What you need to do
Please find every line of the listing below where "text" occurs and copy it.

Records shown
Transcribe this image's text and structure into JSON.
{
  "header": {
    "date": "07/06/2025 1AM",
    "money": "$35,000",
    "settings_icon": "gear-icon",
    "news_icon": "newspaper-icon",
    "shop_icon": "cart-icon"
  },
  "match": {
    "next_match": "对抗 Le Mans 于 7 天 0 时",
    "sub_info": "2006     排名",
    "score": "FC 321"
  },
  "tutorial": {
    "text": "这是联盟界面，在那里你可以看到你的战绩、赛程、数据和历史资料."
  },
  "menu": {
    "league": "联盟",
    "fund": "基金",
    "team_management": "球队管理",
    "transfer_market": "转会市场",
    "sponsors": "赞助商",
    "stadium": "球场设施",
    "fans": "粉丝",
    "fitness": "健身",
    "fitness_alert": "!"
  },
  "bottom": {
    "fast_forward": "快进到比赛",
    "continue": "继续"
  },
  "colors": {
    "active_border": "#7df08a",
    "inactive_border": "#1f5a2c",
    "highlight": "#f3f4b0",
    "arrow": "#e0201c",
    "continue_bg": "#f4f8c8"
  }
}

Written response
Transcribe this image's text and structure into JSON.
    "text": "这是联盟界面，在那里你可以看到你的战绩、赛程、数据和历史资料."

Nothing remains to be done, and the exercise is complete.